Dataset entries
Start of Block

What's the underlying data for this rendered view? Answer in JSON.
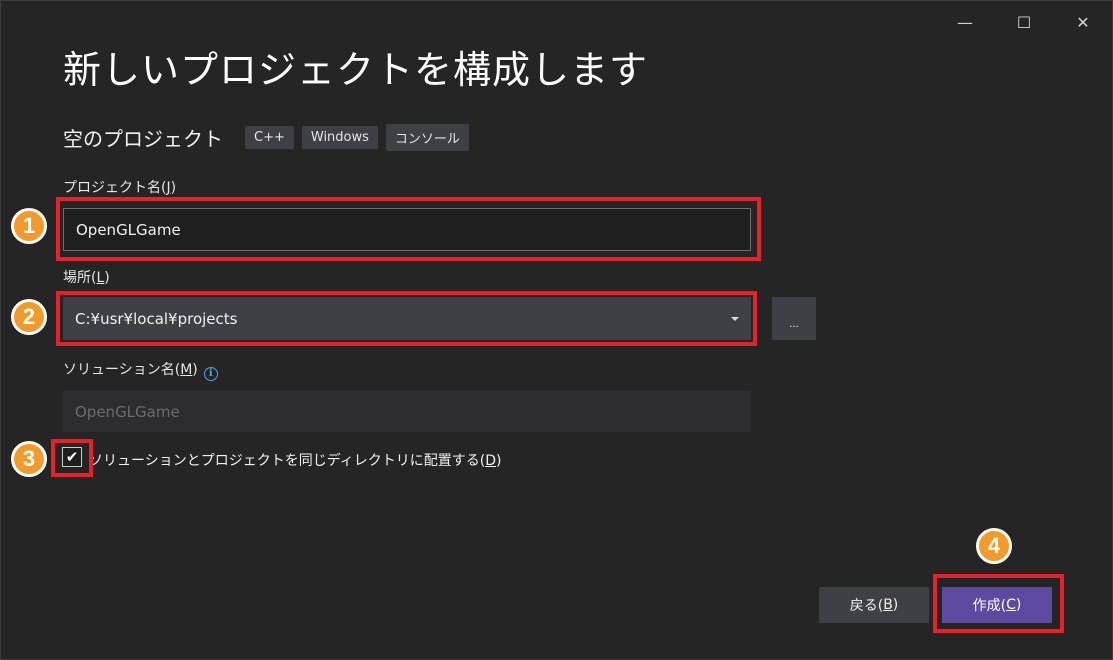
{
  "window": {
    "minimize_glyph": "—",
    "maximize_glyph": "☐",
    "close_glyph": "✕"
  },
  "title": "新しいプロジェクトを構成します",
  "template": {
    "name": "空のプロジェクト",
    "tags": [
      "C++",
      "Windows",
      "コンソール"
    ]
  },
  "project_name": {
    "label": "プロジェクト名(",
    "accesskey": "J",
    "label_end": ")",
    "value": "OpenGLGame"
  },
  "location": {
    "label": "場所(",
    "accesskey": "L",
    "label_end": ")",
    "value": "C:¥usr¥local¥projects",
    "browse_label": "..."
  },
  "solution_name": {
    "label": "ソリューション名(",
    "accesskey": "M",
    "label_end": ")",
    "info_glyph": "i",
    "placeholder": "OpenGLGame"
  },
  "same_directory": {
    "checked": true,
    "check_glyph": "✔",
    "label": "ソリューションとプロジェクトを同じディレクトリに配置する(",
    "accesskey": "D",
    "label_end": ")"
  },
  "buttons": {
    "back": {
      "label": "戻る(",
      "accesskey": "B",
      "label_end": ")"
    },
    "create": {
      "label": "作成(",
      "accesskey": "C",
      "label_end": ")"
    }
  },
  "annotations": [
    "1",
    "2",
    "3",
    "4"
  ],
  "colors": {
    "background": "#252526",
    "highlight": "#e8202a",
    "badge": "#f39a2b",
    "primary_button": "#5d4aa0"
  }
}
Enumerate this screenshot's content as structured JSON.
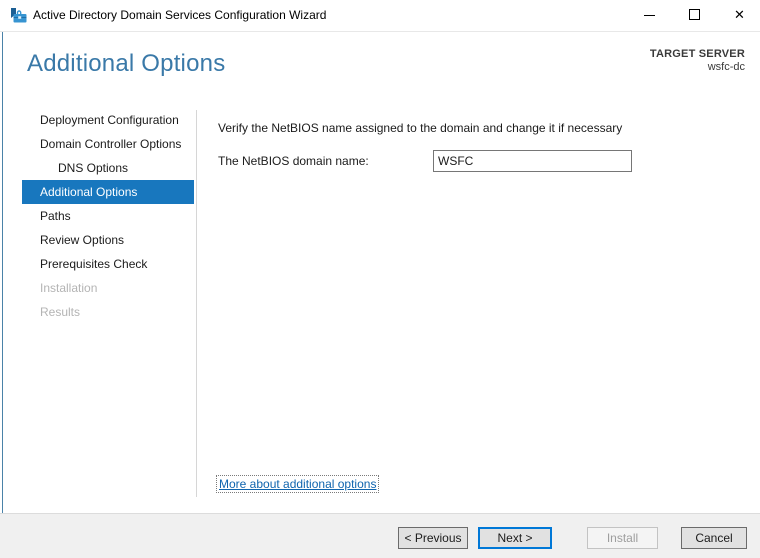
{
  "window": {
    "title": "Active Directory Domain Services Configuration Wizard",
    "icon_name": "wizard-toolbox-icon",
    "controls": {
      "close_glyph": "✕"
    }
  },
  "header": {
    "title": "Additional Options",
    "target_server_label": "TARGET SERVER",
    "target_server_name": "wsfc-dc"
  },
  "sidebar": {
    "items": [
      {
        "label": "Deployment Configuration",
        "state": "enabled"
      },
      {
        "label": "Domain Controller Options",
        "state": "enabled"
      },
      {
        "label": "DNS Options",
        "state": "enabled",
        "indent": true
      },
      {
        "label": "Additional Options",
        "state": "selected"
      },
      {
        "label": "Paths",
        "state": "enabled"
      },
      {
        "label": "Review Options",
        "state": "enabled"
      },
      {
        "label": "Prerequisites Check",
        "state": "enabled"
      },
      {
        "label": "Installation",
        "state": "disabled"
      },
      {
        "label": "Results",
        "state": "disabled"
      }
    ]
  },
  "main": {
    "instruction": "Verify the NetBIOS name assigned to the domain and change it if necessary",
    "netbios_field": {
      "label": "The NetBIOS domain name:",
      "value": "WSFC"
    },
    "more_link": "More about additional options"
  },
  "footer": {
    "buttons": [
      {
        "label": "< Previous",
        "enabled": true,
        "default": false
      },
      {
        "label": "Next >",
        "enabled": true,
        "default": true
      },
      {
        "label": "Install",
        "enabled": false,
        "default": false
      },
      {
        "label": "Cancel",
        "enabled": true,
        "default": false
      }
    ]
  },
  "colors": {
    "selected_nav_bg": "#1877be",
    "heading_blue": "#3a79a8",
    "link_blue": "#0f64ae",
    "default_button_border": "#0078d7",
    "footer_bg": "#f0f0f0"
  }
}
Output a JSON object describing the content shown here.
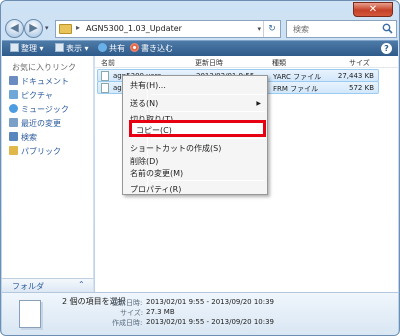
{
  "window": {
    "close_label": "✕"
  },
  "address": {
    "path": "AGN5300_1.03_Updater",
    "separator": "▸"
  },
  "search": {
    "placeholder": "検索"
  },
  "toolbar": {
    "organize": "整理 ▾",
    "view": "表示 ▾",
    "share": "共有",
    "burn": "書き込む",
    "help": "?"
  },
  "sidebar": {
    "favorites": "お気に入りリンク",
    "items": [
      {
        "label": "ドキュメント",
        "icon": "documents-icon",
        "color": "#6b8cc0"
      },
      {
        "label": "ピクチャ",
        "icon": "pictures-icon",
        "color": "#6fa8d8"
      },
      {
        "label": "ミュージック",
        "icon": "music-icon",
        "color": "#4d9be0"
      },
      {
        "label": "最近の変更",
        "icon": "recent-icon",
        "color": "#7aa0c8"
      },
      {
        "label": "検索",
        "icon": "search-folder-icon",
        "color": "#5a86be"
      },
      {
        "label": "パブリック",
        "icon": "public-folder-icon",
        "color": "#e0b84a"
      }
    ],
    "folders_label": "フォルダ"
  },
  "columns": {
    "name": "名前",
    "date": "更新日時",
    "type": "種類",
    "size": "サイズ"
  },
  "files": [
    {
      "name": "agn5300.yarc",
      "date": "2013/02/01 9:55",
      "type": "YARC ファイル",
      "size": "27,443 KB"
    },
    {
      "name": "agn5300.frm",
      "date": "",
      "type": "FRM ファイル",
      "size": "572 KB"
    }
  ],
  "context_menu": [
    {
      "label": "共有(H)...",
      "submenu": false
    },
    {
      "label": "送る(N)",
      "submenu": true
    },
    {
      "label": "切り取り(T)",
      "submenu": false
    },
    {
      "label": "コピー(C)",
      "submenu": false
    },
    {
      "label": "ショートカットの作成(S)",
      "submenu": false
    },
    {
      "label": "削除(D)",
      "submenu": false
    },
    {
      "label": "名前の変更(M)",
      "submenu": false
    },
    {
      "label": "プロパティ(R)",
      "submenu": false
    }
  ],
  "details": {
    "selection": "2 個の項目を選択",
    "modified_label": "更新日時:",
    "modified_value": "2013/02/01 9:55 - 2013/09/20 10:39",
    "size_label": "サイズ:",
    "size_value": "27.3 MB",
    "created_label": "作成日時:",
    "created_value": "2013/02/01 9:55 - 2013/09/20 10:39"
  },
  "colors": {
    "highlight_border": "#e60012",
    "toolbar": "#2f5b8a",
    "link": "#2a5a9c"
  }
}
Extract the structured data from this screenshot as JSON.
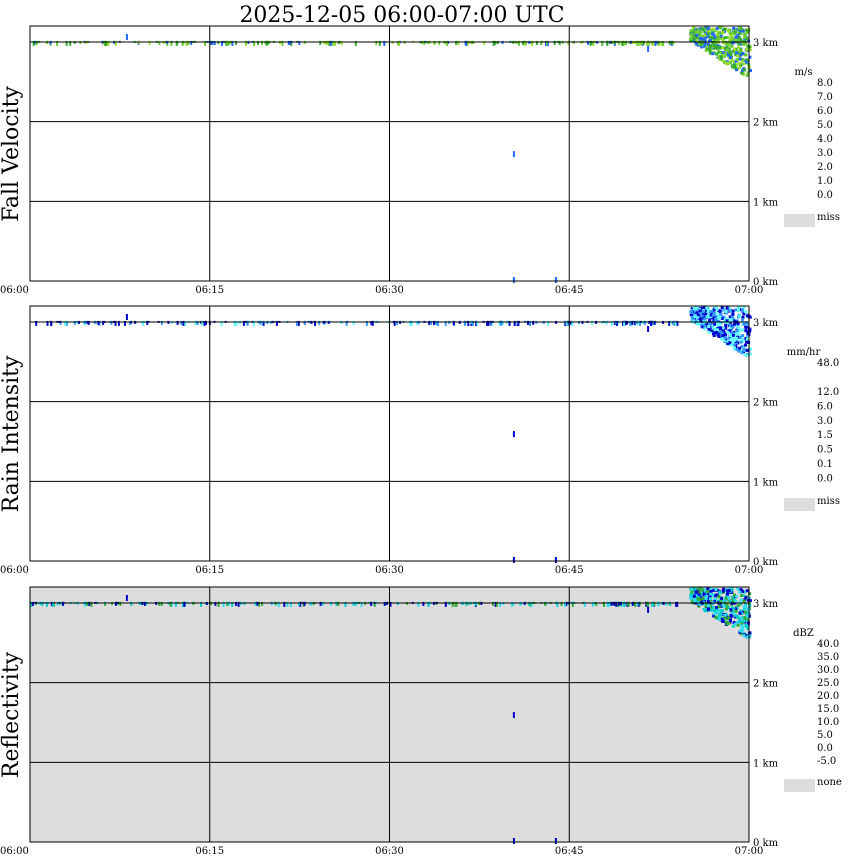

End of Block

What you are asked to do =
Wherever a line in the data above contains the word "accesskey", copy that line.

Solution for this exercise =
    "accesskey": "J",
    "accesskey": "L",
    "accesskey": "M",
    "accesskey": "D",
      "accesskey": "B",
      "accesskey": "C",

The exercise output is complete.